**REQUIREMENT**
Exact reproduction, images excluded: write out the records below.
DATASET RECORDS START
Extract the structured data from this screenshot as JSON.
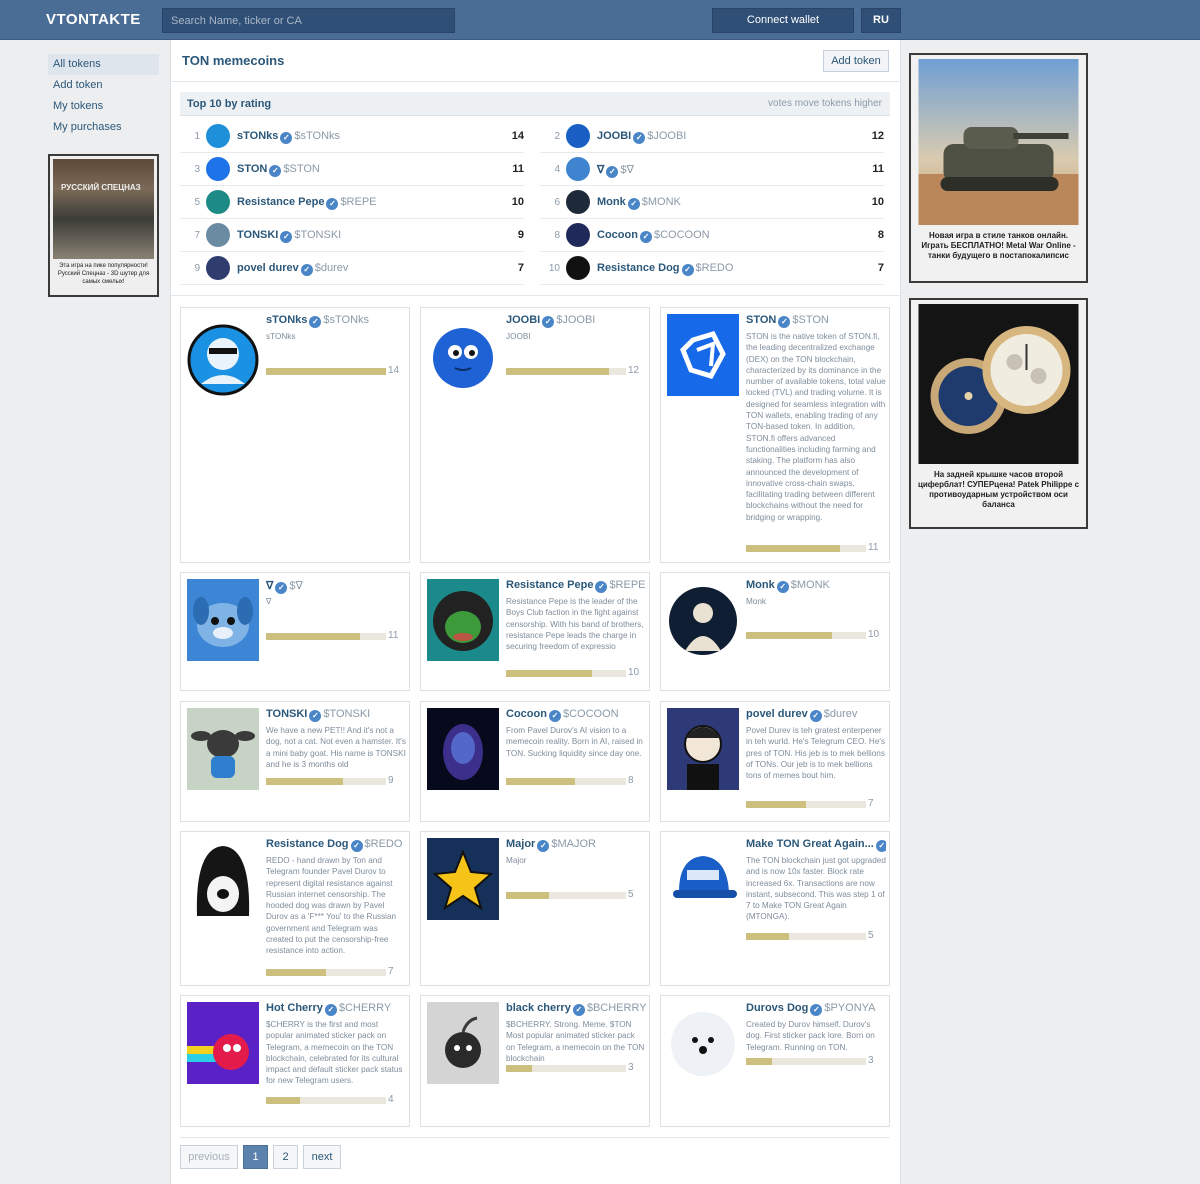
{
  "header": {
    "logo": "VTONTAKTE",
    "search_placeholder": "Search Name, ticker or CA",
    "connect_label": "Connect wallet",
    "lang_label": "RU"
  },
  "nav": [
    "All tokens",
    "Add token",
    "My tokens",
    "My purchases"
  ],
  "ads": {
    "left": {
      "title": "РУССКИЙ СПЕЦНАЗ",
      "caption": "Эта игра на пике популярности! Русский Спецназ - 3D шутер для самых смелых!"
    },
    "right1": {
      "caption": "Новая игра в стиле танков онлайн. Играть БЕСПЛАТНО! Metal War Online - танки будущего в постапокалипсис"
    },
    "right2": {
      "caption": "На задней крышке часов второй циферблат! СУПЕРцена! Patek Philippe с противоударным устройством оси баланса"
    }
  },
  "main": {
    "title": "TON memecoins",
    "add_token": "Add token",
    "top10_title": "Top 10 by rating",
    "top10_hint": "votes move tokens higher"
  },
  "ranking": [
    {
      "rank": "1",
      "name": "sTONks",
      "ticker": "$sTONks",
      "score": "14",
      "color": "#1e8fd9"
    },
    {
      "rank": "2",
      "name": "JOOBI",
      "ticker": "$JOOBI",
      "score": "12",
      "color": "#1a5fc4"
    },
    {
      "rank": "3",
      "name": "STON",
      "ticker": "$STON",
      "score": "11",
      "color": "#1e73e8"
    },
    {
      "rank": "4",
      "name": "∇",
      "ticker": "$∇",
      "score": "11",
      "color": "#3f84cf"
    },
    {
      "rank": "5",
      "name": "Resistance Pepe",
      "ticker": "$REPE",
      "score": "10",
      "color": "#1d8a86"
    },
    {
      "rank": "6",
      "name": "Monk",
      "ticker": "$MONK",
      "score": "10",
      "color": "#1e2a3a"
    },
    {
      "rank": "7",
      "name": "TONSKI",
      "ticker": "$TONSKI",
      "score": "9",
      "color": "#6b8ba3"
    },
    {
      "rank": "8",
      "name": "Cocoon",
      "ticker": "$COCOON",
      "score": "8",
      "color": "#202a5a"
    },
    {
      "rank": "9",
      "name": "povel durev",
      "ticker": "$durev",
      "score": "7",
      "color": "#2e3c6e"
    },
    {
      "rank": "10",
      "name": "Resistance Dog",
      "ticker": "$REDO",
      "score": "7",
      "color": "#111111"
    }
  ],
  "cards": [
    {
      "name": "sTONks",
      "ticker": "$sTONks",
      "desc": "sTONks",
      "score": "14",
      "pct": 1.0,
      "img": "stonks"
    },
    {
      "name": "JOOBI",
      "ticker": "$JOOBI",
      "desc": "JOOBI",
      "score": "12",
      "pct": 0.857,
      "img": "joobi"
    },
    {
      "name": "STON",
      "ticker": "$STON",
      "desc": "STON is the native token of STON.fi, the leading decentralized exchange (DEX) on the TON blockchain, characterized by its dominance in the number of available tokens, total value locked (TVL) and trading volume. It is designed for seamless integration with TON wallets, enabling trading of any TON-based token. In addition, STON.fi offers advanced functionalities including farming and staking. The platform has also announced the development of innovative cross-chain swaps, facilitating trading between different blockchains without the need for bridging or wrapping.",
      "score": "11",
      "pct": 0.786,
      "img": "ston"
    },
    {
      "name": "∇",
      "ticker": "$∇",
      "desc": "∇",
      "score": "11",
      "pct": 0.786,
      "img": "dog"
    },
    {
      "name": "Resistance Pepe",
      "ticker": "$REPE",
      "desc": "Resistance Pepe is the leader of the Boys Club faction in the fight against censorship. With his band of brothers, resistance Pepe leads the charge in securing freedom of expressio",
      "score": "10",
      "pct": 0.714,
      "img": "pepe"
    },
    {
      "name": "Monk",
      "ticker": "$MONK",
      "desc": "Monk",
      "score": "10",
      "pct": 0.714,
      "img": "monk"
    },
    {
      "name": "TONSKI",
      "ticker": "$TONSKI",
      "desc": "We have a new PET!! And it's not a dog, not a cat. Not even a hamster. It's a mini baby goat. His name is TONSKI and he is 3 months old",
      "score": "9",
      "pct": 0.643,
      "img": "tonski"
    },
    {
      "name": "Cocoon",
      "ticker": "$COCOON",
      "desc": "From Pavel Durov's AI vision to a memecoin reality. Born in AI, raised in TON. Sucking liquidity since day one.",
      "score": "8",
      "pct": 0.571,
      "img": "cocoon"
    },
    {
      "name": "povel durev",
      "ticker": "$durev",
      "desc": "Povel Durev is teh gratest enterpener in teh wurld. He's Telegrum CEO. He's pres of TON. His jeb is to mek bellions of TONs. Our jeb is to mek bellions tons of memes bout him.",
      "score": "7",
      "pct": 0.5,
      "img": "durev"
    },
    {
      "name": "Resistance Dog",
      "ticker": "$REDO",
      "desc": "REDO - hand drawn by Ton and Telegram founder Pavel Durov to represent digital resistance against Russian internet censorship. The hooded dog was drawn by Pavel Durov as a 'F*** You' to the Russian government and Telegram was created to put the censorship-free resistance into action.",
      "score": "7",
      "pct": 0.5,
      "img": "redo"
    },
    {
      "name": "Major",
      "ticker": "$MAJOR",
      "desc": "Major",
      "score": "5",
      "pct": 0.357,
      "img": "major"
    },
    {
      "name": "Make TON Great Again...",
      "ticker": "",
      "desc": "The TON blockchain just got upgraded and is now 10x faster. Block rate increased 6x. Transactions are now instant, subsecond. This was step 1 of 7 to Make TON Great Again (MTONGA).",
      "score": "5",
      "pct": 0.357,
      "img": "mtonga"
    },
    {
      "name": "Hot Cherry",
      "ticker": "$CHERRY",
      "desc": "$CHERRY is the first and most popular animated sticker pack on Telegram, a memecoin on the TON blockchain, celebrated for its cultural impact and default sticker pack status for new Telegram users.",
      "score": "4",
      "pct": 0.286,
      "img": "cherry"
    },
    {
      "name": "black cherry",
      "ticker": "$BCHERRY",
      "desc": "$BCHERRY. Strong. Meme. $TON Most popular animated sticker pack on Telegram, a memecoin on the TON blockchain",
      "score": "3",
      "pct": 0.214,
      "img": "bcherry"
    },
    {
      "name": "Durovs Dog",
      "ticker": "$PYONYA",
      "desc": "Created by Durov himself. Durov's dog. First sticker pack lore. Born on Telegram. Running on TON.",
      "score": "3",
      "pct": 0.214,
      "img": "pyonya"
    }
  ],
  "pagination": {
    "prev": "previous",
    "pages": [
      "1",
      "2"
    ],
    "next": "next"
  }
}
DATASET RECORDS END
**EXERCISE SOLUTION**
Extract the structured data from this screenshot as JSON.
{
  "header": {
    "logo": "VTONTAKTE",
    "search_placeholder": "Search Name, ticker or CA",
    "connect_label": "Connect wallet",
    "lang_label": "RU"
  },
  "nav": [
    "All tokens",
    "Add token",
    "My tokens",
    "My purchases"
  ],
  "ads": {
    "left": {
      "title": "РУССКИЙ СПЕЦНАЗ",
      "caption": "Эта игра на пике популярности! Русский Спецназ - 3D шутер для самых смелых!"
    },
    "right1": {
      "caption": "Новая игра в стиле танков онлайн. Играть БЕСПЛАТНО! Metal War Online - танки будущего в постапокалипсис"
    },
    "right2": {
      "caption": "На задней крышке часов второй циферблат! СУПЕРцена! Patek Philippe с противоударным устройством оси баланса"
    }
  },
  "main": {
    "title": "TON memecoins",
    "add_token": "Add token",
    "top10_title": "Top 10 by rating",
    "top10_hint": "votes move tokens higher"
  },
  "ranking": [
    {
      "rank": "1",
      "name": "sTONks",
      "ticker": "$sTONks",
      "score": "14",
      "color": "#1e8fd9"
    },
    {
      "rank": "2",
      "name": "JOOBI",
      "ticker": "$JOOBI",
      "score": "12",
      "color": "#1a5fc4"
    },
    {
      "rank": "3",
      "name": "STON",
      "ticker": "$STON",
      "score": "11",
      "color": "#1e73e8"
    },
    {
      "rank": "4",
      "name": "∇",
      "ticker": "$∇",
      "score": "11",
      "color": "#3f84cf"
    },
    {
      "rank": "5",
      "name": "Resistance Pepe",
      "ticker": "$REPE",
      "score": "10",
      "color": "#1d8a86"
    },
    {
      "rank": "6",
      "name": "Monk",
      "ticker": "$MONK",
      "score": "10",
      "color": "#1e2a3a"
    },
    {
      "rank": "7",
      "name": "TONSKI",
      "ticker": "$TONSKI",
      "score": "9",
      "color": "#6b8ba3"
    },
    {
      "rank": "8",
      "name": "Cocoon",
      "ticker": "$COCOON",
      "score": "8",
      "color": "#202a5a"
    },
    {
      "rank": "9",
      "name": "povel durev",
      "ticker": "$durev",
      "score": "7",
      "color": "#2e3c6e"
    },
    {
      "rank": "10",
      "name": "Resistance Dog",
      "ticker": "$REDO",
      "score": "7",
      "color": "#111111"
    }
  ],
  "cards": [
    {
      "name": "sTONks",
      "ticker": "$sTONks",
      "desc": "sTONks",
      "score": "14",
      "pct": 1.0,
      "img": "stonks"
    },
    {
      "name": "JOOBI",
      "ticker": "$JOOBI",
      "desc": "JOOBI",
      "score": "12",
      "pct": 0.857,
      "img": "joobi"
    },
    {
      "name": "STON",
      "ticker": "$STON",
      "desc": "STON is the native token of STON.fi, the leading decentralized exchange (DEX) on the TON blockchain, characterized by its dominance in the number of available tokens, total value locked (TVL) and trading volume. It is designed for seamless integration with TON wallets, enabling trading of any TON-based token. In addition, STON.fi offers advanced functionalities including farming and staking. The platform has also announced the development of innovative cross-chain swaps, facilitating trading between different blockchains without the need for bridging or wrapping.",
      "score": "11",
      "pct": 0.786,
      "img": "ston"
    },
    {
      "name": "∇",
      "ticker": "$∇",
      "desc": "∇",
      "score": "11",
      "pct": 0.786,
      "img": "dog"
    },
    {
      "name": "Resistance Pepe",
      "ticker": "$REPE",
      "desc": "Resistance Pepe is the leader of the Boys Club faction in the fight against censorship. With his band of brothers, resistance Pepe leads the charge in securing freedom of expressio",
      "score": "10",
      "pct": 0.714,
      "img": "pepe"
    },
    {
      "name": "Monk",
      "ticker": "$MONK",
      "desc": "Monk",
      "score": "10",
      "pct": 0.714,
      "img": "monk"
    },
    {
      "name": "TONSKI",
      "ticker": "$TONSKI",
      "desc": "We have a new PET!! And it's not a dog, not a cat. Not even a hamster. It's a mini baby goat. His name is TONSKI and he is 3 months old",
      "score": "9",
      "pct": 0.643,
      "img": "tonski"
    },
    {
      "name": "Cocoon",
      "ticker": "$COCOON",
      "desc": "From Pavel Durov's AI vision to a memecoin reality. Born in AI, raised in TON. Sucking liquidity since day one.",
      "score": "8",
      "pct": 0.571,
      "img": "cocoon"
    },
    {
      "name": "povel durev",
      "ticker": "$durev",
      "desc": "Povel Durev is teh gratest enterpener in teh wurld. He's Telegrum CEO. He's pres of TON. His jeb is to mek bellions of TONs. Our jeb is to mek bellions tons of memes bout him.",
      "score": "7",
      "pct": 0.5,
      "img": "durev"
    },
    {
      "name": "Resistance Dog",
      "ticker": "$REDO",
      "desc": "REDO - hand drawn by Ton and Telegram founder Pavel Durov to represent digital resistance against Russian internet censorship. The hooded dog was drawn by Pavel Durov as a 'F*** You' to the Russian government and Telegram was created to put the censorship-free resistance into action.",
      "score": "7",
      "pct": 0.5,
      "img": "redo"
    },
    {
      "name": "Major",
      "ticker": "$MAJOR",
      "desc": "Major",
      "score": "5",
      "pct": 0.357,
      "img": "major"
    },
    {
      "name": "Make TON Great Again...",
      "ticker": "",
      "desc": "The TON blockchain just got upgraded and is now 10x faster. Block rate increased 6x. Transactions are now instant, subsecond. This was step 1 of 7 to Make TON Great Again (MTONGA).",
      "score": "5",
      "pct": 0.357,
      "img": "mtonga"
    },
    {
      "name": "Hot Cherry",
      "ticker": "$CHERRY",
      "desc": "$CHERRY is the first and most popular animated sticker pack on Telegram, a memecoin on the TON blockchain, celebrated for its cultural impact and default sticker pack status for new Telegram users.",
      "score": "4",
      "pct": 0.286,
      "img": "cherry"
    },
    {
      "name": "black cherry",
      "ticker": "$BCHERRY",
      "desc": "$BCHERRY. Strong. Meme. $TON Most popular animated sticker pack on Telegram, a memecoin on the TON blockchain",
      "score": "3",
      "pct": 0.214,
      "img": "bcherry"
    },
    {
      "name": "Durovs Dog",
      "ticker": "$PYONYA",
      "desc": "Created by Durov himself. Durov's dog. First sticker pack lore. Born on Telegram. Running on TON.",
      "score": "3",
      "pct": 0.214,
      "img": "pyonya"
    }
  ],
  "pagination": {
    "prev": "previous",
    "pages": [
      "1",
      "2"
    ],
    "next": "next"
  }
}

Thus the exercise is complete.